Blue Water Navy personnel, there is extensive uncertainty regarding the experiences of individual sailors on those ships (for example, whether they were on a ship when it was near the Vietnamese coast, whether they went swimming, and whether they ate local food from Vietnam or Vietnamese waters).
The committee concludes that, qualitatively, ground troops and Brown Water Navy personnel had more pathways of exposure to Agent Orange–associated TCDD than did Blue Water Navy personnel (see Figure 5-1). One exposure mechanism is specific to Blue Water Navy ships: possible TCDD contamination of potable water from shipboard distillation plants. The committee’s assessment corroborates the Australian finding that in experiments simulating the water-distillation system used on Navy ships the system had the potential to enrich TCDD concentrations from the feed water to the distilled potable water. However, without information on the TCDD concentrations in the marine feed water, it is impossible to determine whether Blue Water Navy personnel were exposed to TCDD via ingestion, dermal contact, or inhalation of potable water.
After examining a wealth of information on possible routes of exposure, the committee concluded that it would not be possible to determine Agent Orange–associated TCDD concentrations in the Vietnamese environment. This lack of information makes it impossible to quantify exposures for Blue Water and Brown Water Navy sailors and, so far, for ground troops as well. Thus, the committee was unable to state with certainty whether Blue Water Navy personnel were or were not exposed to Agent Orange and its associated TCDD. Moreover, the committee concluded that it could not state with certainty that exposures to Blue Water Navy personnel, taken as a group, were qualitatively different from their Brown Water Navy and ground troop counterparts. Indeed, the committee felt that the paucity of scientific data makes it impossible to determine whether or not Blue Water Navy veterans were exposed to Agent Orange–associated TCDD during the Vietnam War.
Ginevan, M. E., J. H. Ross, and D. K. Watkins. 2009a. Assessing exposure to allied ground troops in the Vietnam War: A comparison of AgDRIFT and Exposure Opportunity Index models. Journal of Exposure Science and Environmental Epidemiology 19(2):187-200.
Ginevan, M. E., D. K. Watkins, J. H. Ross, and R. A. O’Boyle. 2009b. Assessing exposure to allied ground troops in the Vietnam war: A quantitative evaluation of the Stellman Exposure Opportunity Index model. Chemosphere 75(11):1512-1518.
IOM (Institute of Medicine). 1994. Veterans and Agent Orange: Health effects of herbicides used in Vietnam.
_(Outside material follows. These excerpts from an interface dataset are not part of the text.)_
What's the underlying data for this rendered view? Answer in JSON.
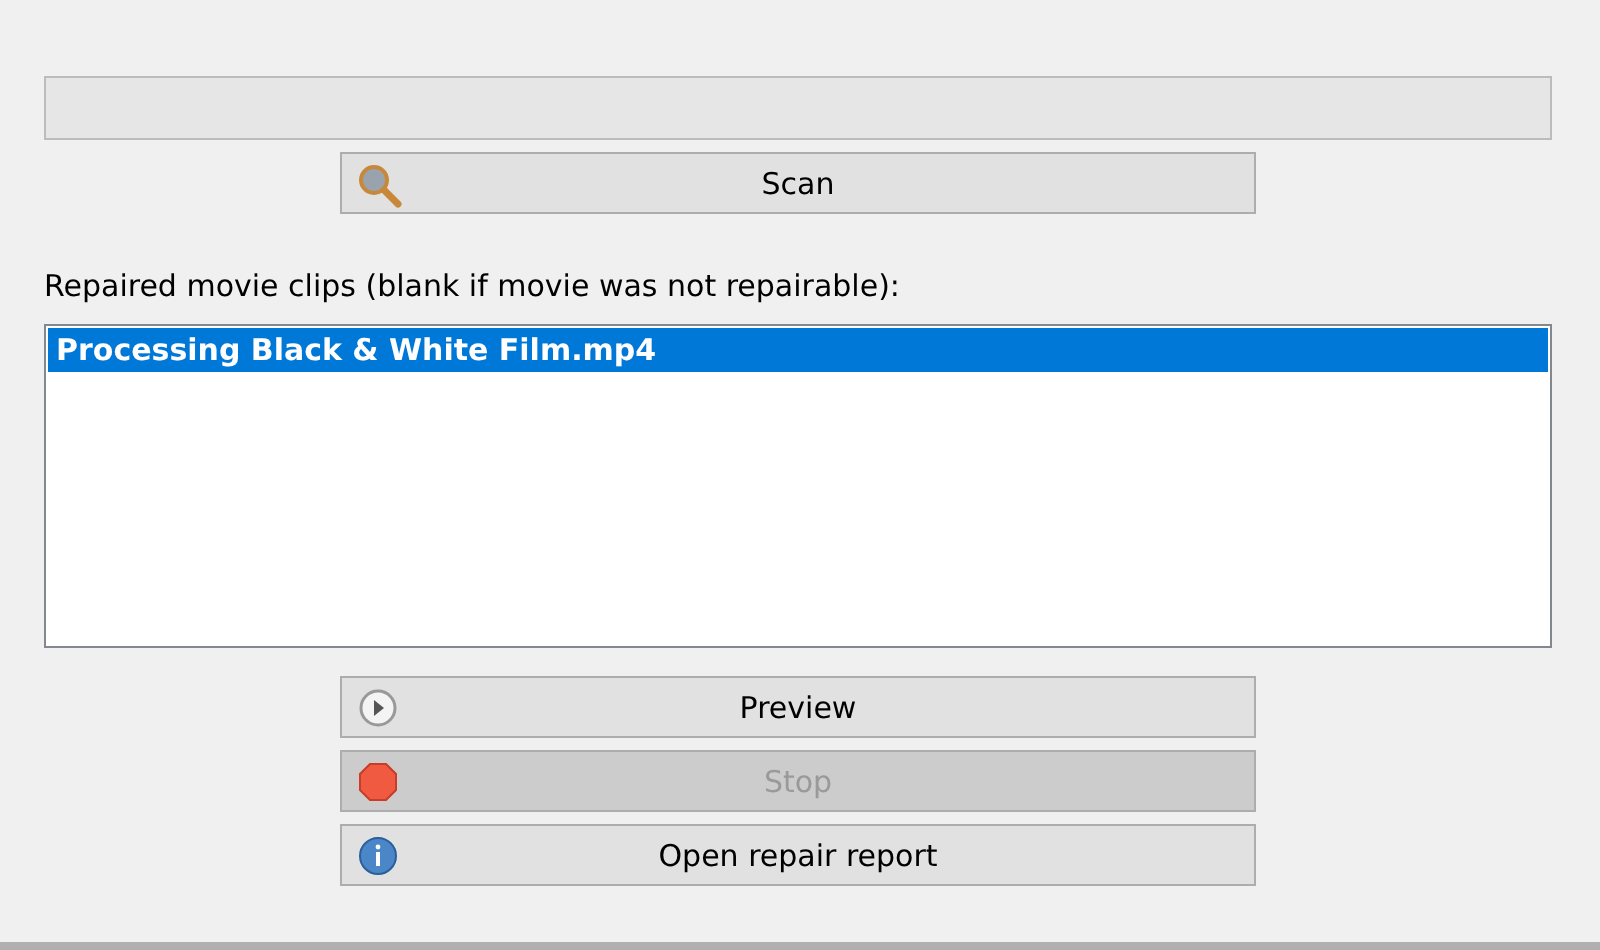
{
  "scan_button": {
    "label": "Scan",
    "kind": "search",
    "disabled": false
  },
  "list_label": "Repaired movie clips (blank if movie was not repairable):",
  "clips": [
    {
      "name": "Processing Black & White Film.mp4",
      "selected": true
    }
  ],
  "buttons": [
    {
      "label": "Preview",
      "kind": "play",
      "disabled": false
    },
    {
      "label": "Stop",
      "kind": "stop",
      "disabled": true
    },
    {
      "label": "Open repair report",
      "kind": "info",
      "disabled": false
    }
  ]
}
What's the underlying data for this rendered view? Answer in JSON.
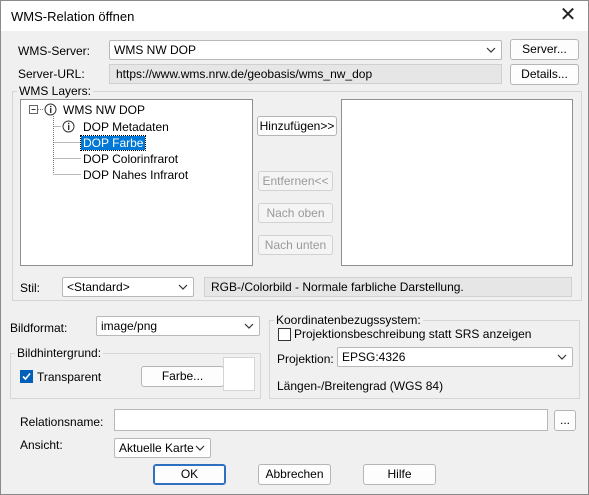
{
  "window": {
    "title": "WMS-Relation öffnen",
    "close_glyph": "✕"
  },
  "server": {
    "label": "WMS-Server:",
    "value": "WMS NW DOP",
    "button": "Server...",
    "url_label": "Server-URL:",
    "url_value": "https://www.wms.nrw.de/geobasis/wms_nw_dop",
    "details_button": "Details..."
  },
  "layers": {
    "group_label": "WMS Layers:",
    "root": "WMS NW DOP",
    "items": [
      "DOP Metadaten",
      "DOP Farbe",
      "DOP Colorinfrarot",
      "DOP Nahes Infrarot"
    ],
    "selected": "DOP Farbe",
    "add_button": "Hinzufügen>>",
    "remove_button": "Entfernen<<",
    "up_button": "Nach oben",
    "down_button": "Nach unten"
  },
  "style": {
    "label": "Stil:",
    "value": "<Standard>",
    "description": "RGB-/Colorbild - Normale farbliche Darstellung."
  },
  "image": {
    "format_label": "Bildformat:",
    "format_value": "image/png",
    "background_group": "Bildhintergrund:",
    "transparent_label": "Transparent",
    "transparent_checked": true,
    "color_button": "Farbe..."
  },
  "crs": {
    "group_label": "Koordinatenbezugssystem:",
    "projection_desc_label": "Projektionsbeschreibung statt SRS anzeigen",
    "projection_desc_checked": false,
    "projection_label": "Projektion:",
    "projection_value": "EPSG:4326",
    "projection_name": "Längen-/Breitengrad (WGS 84)"
  },
  "relation": {
    "name_label": "Relationsname:",
    "name_value": "",
    "browse_button": "...",
    "view_label": "Ansicht:",
    "view_value": "Aktuelle Karte"
  },
  "footer": {
    "ok": "OK",
    "cancel": "Abbrechen",
    "help": "Hilfe"
  },
  "colors": {
    "selection": "#0078d7",
    "default_border": "#2f6fbf",
    "check_accent": "#005fb8"
  }
}
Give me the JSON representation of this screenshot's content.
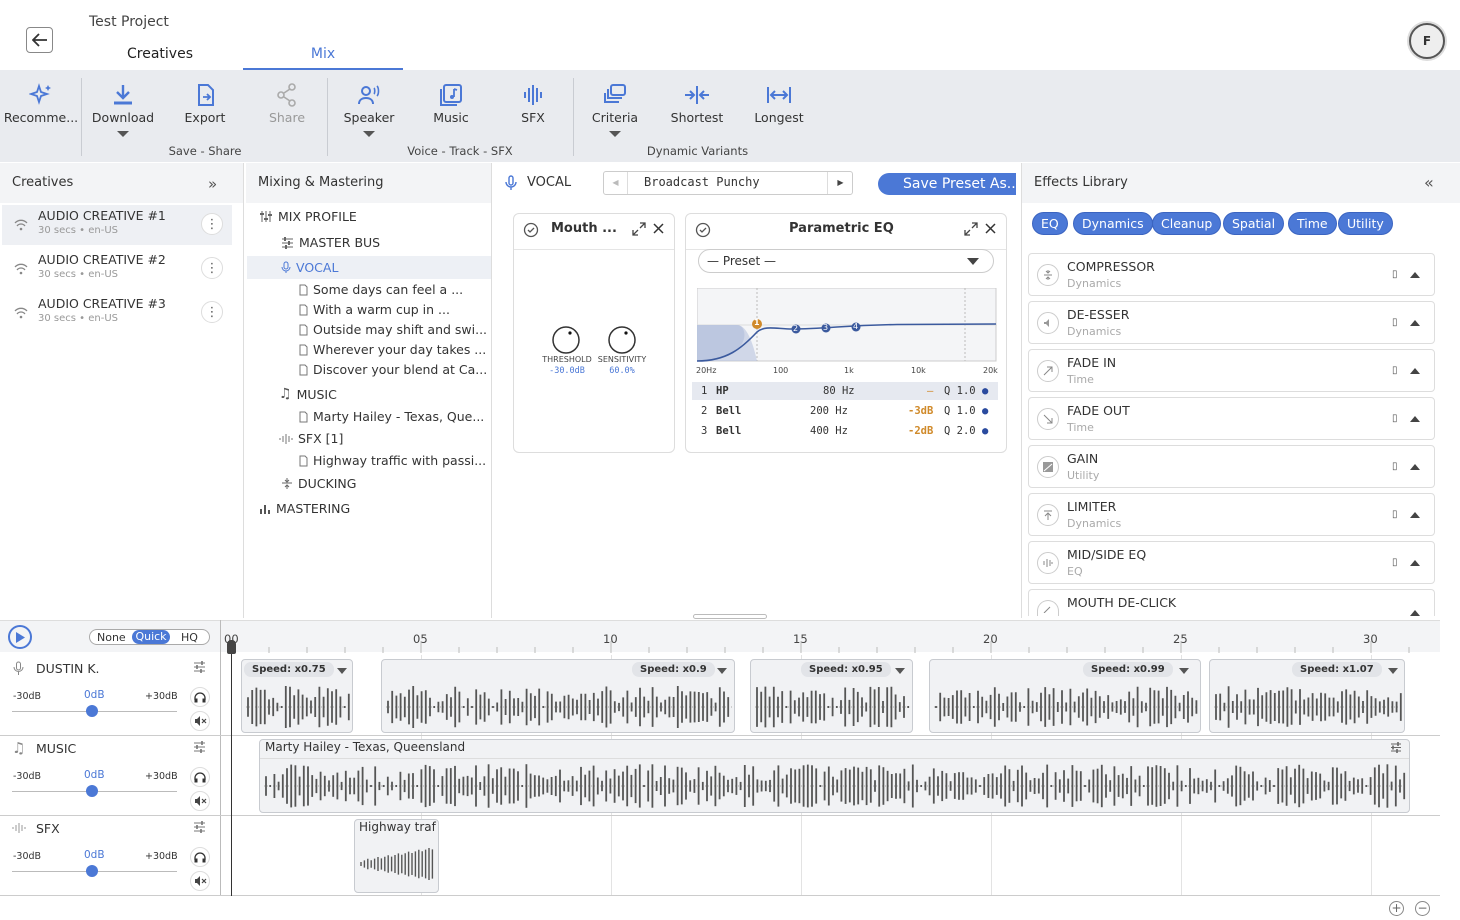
{
  "header": {
    "project_title": "Test Project",
    "tabs": [
      "Creatives",
      "Mix"
    ],
    "active_tab": "Mix",
    "avatar_initial": "F"
  },
  "toolbar": {
    "items": [
      {
        "label": "Recomme...",
        "icon": "sparkles-icon"
      },
      {
        "label": "Download",
        "icon": "download-icon",
        "has_menu": true
      },
      {
        "label": "Export",
        "icon": "export-icon"
      },
      {
        "label": "Share",
        "icon": "share-icon",
        "disabled": true
      },
      {
        "label": "Speaker",
        "icon": "speaker-icon",
        "has_menu": true
      },
      {
        "label": "Music",
        "icon": "music-icon"
      },
      {
        "label": "SFX",
        "icon": "waveform-icon"
      },
      {
        "label": "Criteria",
        "icon": "criteria-icon",
        "has_menu": true
      },
      {
        "label": "Shortest",
        "icon": "shortest-icon"
      },
      {
        "label": "Longest",
        "icon": "longest-icon"
      }
    ],
    "groups": [
      "Save - Share",
      "Voice - Track - SFX",
      "Dynamic Variants"
    ]
  },
  "creatives_panel": {
    "title": "Creatives",
    "items": [
      {
        "name": "AUDIO CREATIVE #1",
        "meta": "30 secs • en-US",
        "selected": true
      },
      {
        "name": "AUDIO CREATIVE #2",
        "meta": "30 secs • en-US"
      },
      {
        "name": "AUDIO CREATIVE #3",
        "meta": "30 secs • en-US"
      }
    ]
  },
  "mixing_panel": {
    "title": "Mixing & Mastering",
    "tree": {
      "profile": "MIX PROFILE",
      "master_bus": "MASTER BUS",
      "vocal": "VOCAL",
      "vocal_items": [
        "Some days can feel a ...",
        "With a warm cup in ...",
        "Outside may shift and swi...",
        "Wherever your day takes ...",
        "Discover your blend at Ca..."
      ],
      "music": "MUSIC",
      "music_items": [
        "Marty Hailey - Texas, Que..."
      ],
      "sfx": "SFX [1]",
      "sfx_items": [
        "Highway traffic with passi..."
      ],
      "ducking": "DUCKING",
      "mastering": "MASTERING"
    }
  },
  "center": {
    "track_label": "VOCAL",
    "preset_name": "Broadcast Punchy",
    "save_preset_label": "Save Preset As..",
    "mouth_card": {
      "title": "Mouth ...",
      "knobs": [
        {
          "label": "THRESHOLD",
          "value": "-30.0dB"
        },
        {
          "label": "SENSITIVITY",
          "value": "60.0%"
        }
      ]
    },
    "eq_card": {
      "title": "Parametric EQ",
      "preset_placeholder": "— Preset —",
      "freq_labels": [
        "20Hz",
        "100",
        "1k",
        "10k",
        "20k"
      ],
      "bands": [
        {
          "num": "1",
          "type": "HP",
          "freq": "80 Hz",
          "gain": "–",
          "q": "Q 1.0"
        },
        {
          "num": "2",
          "type": "Bell",
          "freq": "200 Hz",
          "gain": "-3dB",
          "q": "Q 1.0"
        },
        {
          "num": "3",
          "type": "Bell",
          "freq": "400 Hz",
          "gain": "-2dB",
          "q": "Q 2.0"
        }
      ],
      "curve_nodes": [
        "1",
        "2",
        "3",
        "4"
      ]
    }
  },
  "effects_panel": {
    "title": "Effects Library",
    "chips": [
      "EQ",
      "Dynamics",
      "Cleanup",
      "Spatial",
      "Time",
      "Utility"
    ],
    "items": [
      {
        "name": "COMPRESSOR",
        "cat": "Dynamics",
        "icon": "compressor-icon"
      },
      {
        "name": "DE-ESSER",
        "cat": "Dynamics",
        "icon": "de-esser-icon"
      },
      {
        "name": "FADE IN",
        "cat": "Time",
        "icon": "fade-in-icon"
      },
      {
        "name": "FADE OUT",
        "cat": "Time",
        "icon": "fade-out-icon"
      },
      {
        "name": "GAIN",
        "cat": "Utility",
        "icon": "gain-icon"
      },
      {
        "name": "LIMITER",
        "cat": "Dynamics",
        "icon": "limiter-icon"
      },
      {
        "name": "MID/SIDE EQ",
        "cat": "EQ",
        "icon": "mid-side-icon"
      },
      {
        "name": "MOUTH DE-CLICK",
        "cat": "",
        "icon": "de-click-icon"
      }
    ]
  },
  "timeline": {
    "quality_options": [
      "None",
      "Quick",
      "HQ"
    ],
    "selected_quality": "Quick",
    "ticks": [
      "00",
      "05",
      "10",
      "15",
      "20",
      "25",
      "30"
    ],
    "tracks": [
      {
        "name": "DUSTIN K.",
        "min": "-30dB",
        "val": "0dB",
        "max": "+30dB"
      },
      {
        "name": "MUSIC",
        "min": "-30dB",
        "val": "0dB",
        "max": "+30dB"
      },
      {
        "name": "SFX",
        "min": "-30dB",
        "val": "0dB",
        "max": "+30dB"
      }
    ],
    "vocal_clips": [
      "Speed: x0.75",
      "Speed: x0.9",
      "Speed: x0.95",
      "Speed: x0.99",
      "Speed: x1.07"
    ],
    "music_clip": "Marty Hailey - Texas, Queensland",
    "sfx_clip": "Highway traf"
  },
  "colors": {
    "accent": "#4b78d6",
    "toolbar_bg": "#e9ebef",
    "eq_node": "#d08a2a"
  }
}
Washington, DC: National Academy Press.
IOM. 2003. Characterizing exposure of veterans to Agent Orange and other herbicides used in Vietnam. Washington, DC: The National Academies Press.
IOM. 2008. The utility of proximity-based herbicide exposure assessment in epidemiologic studies of Vietnam veterans. Washington, DC: The National Academies Press.
IOM. 2009. Veterans and Agent Orange: Update 2008. Washington, DC: The National Academies Press.